The bacterium Neisseria meningitides (meningococcus) can cause acute meningitis/septicaemia infection. Of the 13 capsular serotypes of this bacterium that have been identified, six of these (A, B, C, W135, X, and Y) account for most disease cases worldwide. Group B is the most predominant cause of infection currently in the UK. Other serogroups including A and the less common W135 strain can cause serious epidemics which occur predominantly in the African region described as the meningitis belt from Senegal in the west across to Ethiopia in the east. These serotypes have also been responsible for outbreaks in Saudi Arabia. Meningitis infection can occur at any age and children under 5 years and teenagers are most frequently affected. Bacterial transmission occurs by sneezing, coughing or direct contact with respiratory secretions. It is estimated that the bacteria are found in the nasal passages of healthy individuals with around 25% of adolescents and 5-11% of adults carrying the bacteria.

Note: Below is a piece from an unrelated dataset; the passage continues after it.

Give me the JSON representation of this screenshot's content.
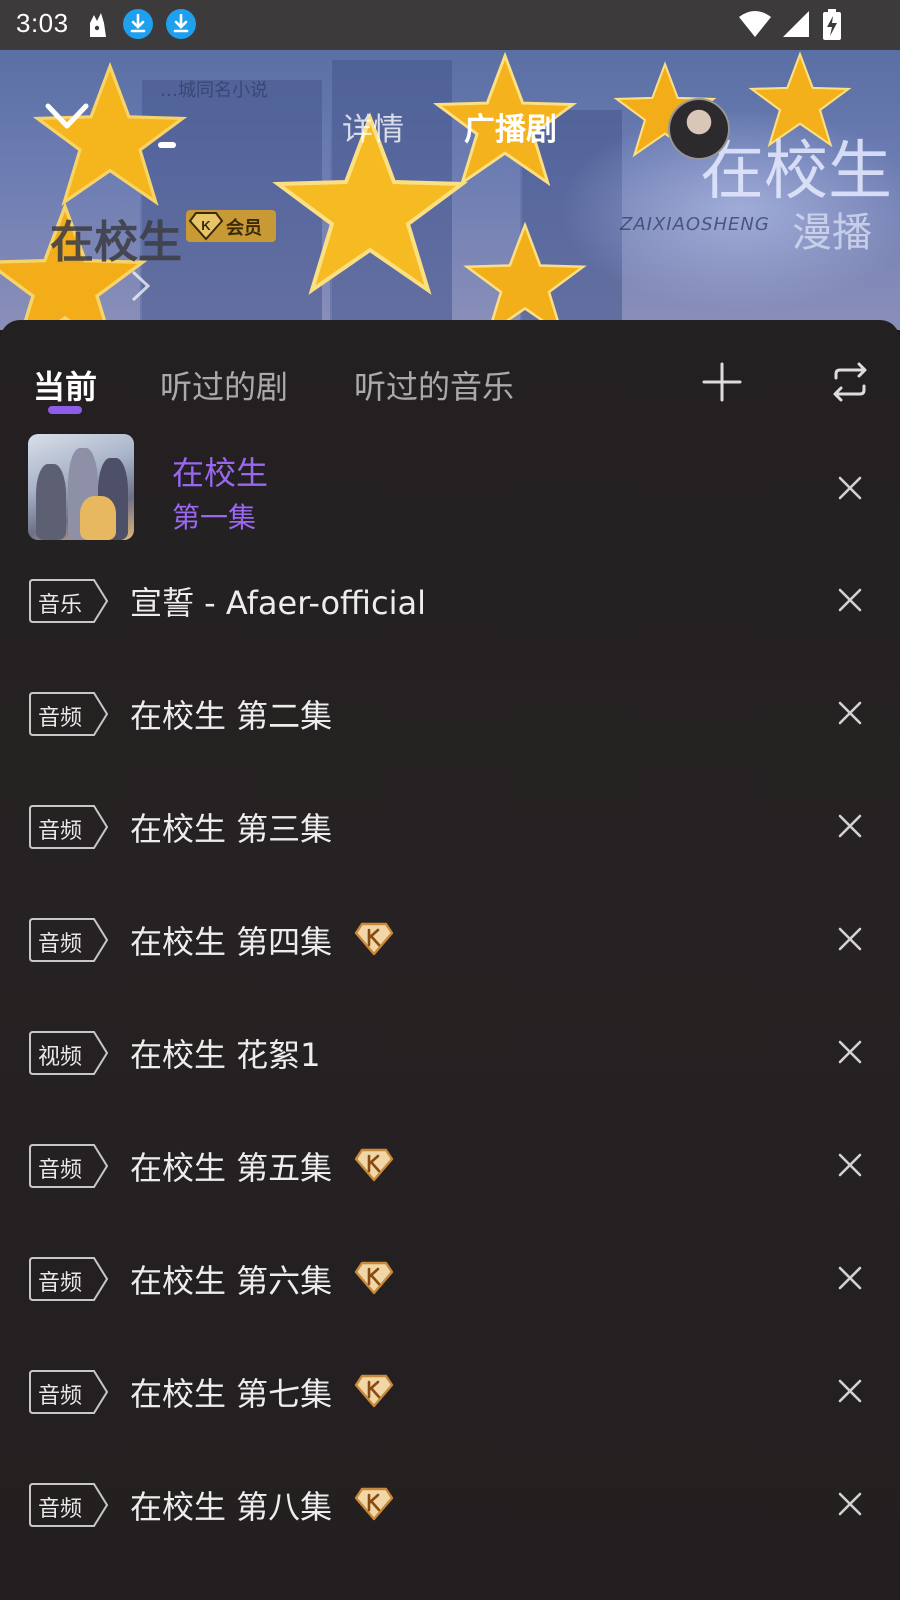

Recommendations for Travellers
Respiratory infections are often difficult to prevent but following basic personal hygiene etiquette when coughing and sneezing can help. Avoiding overcrowded areas such as busy markets and local transport may also reduce risk of exposure but may not always be practical.
Vaccination to protect travellers against multiple meningococcal strains: A, C, W-135 and Y is available. Nimenrix manufactured by GSK is the vaccine product currently available in the clinic. This is different to both the C strain vaccine included in the UK childhood vaccination programme which only protect against type C and the newly introduced B strain vaccine. Individuals should consider being vaccinated with Nimenrix vaccine if they are travelling to a country where meningococcal meningitis is present and where their stay may be prolonged or they are involved in activities which may increase the risk of exposure to the disease, for example, working and living closely with the local population. Specific vaccination requirements for travellers attending Hajj and/or Umrah pilgrimage are published by the Saudi Ministry of Health and certificates of vaccination are a visa requirement for these travellers. As with all vaccines the clinical staff will advise during the travel consultation on all aspects of the procedure including vaccine dose schedule, contraindications to vaccination, any possible interactions with other vaccines or medications, the range of possible adverse effects from the specific vaccine and any queries. Written product information to retain for reference is also provided.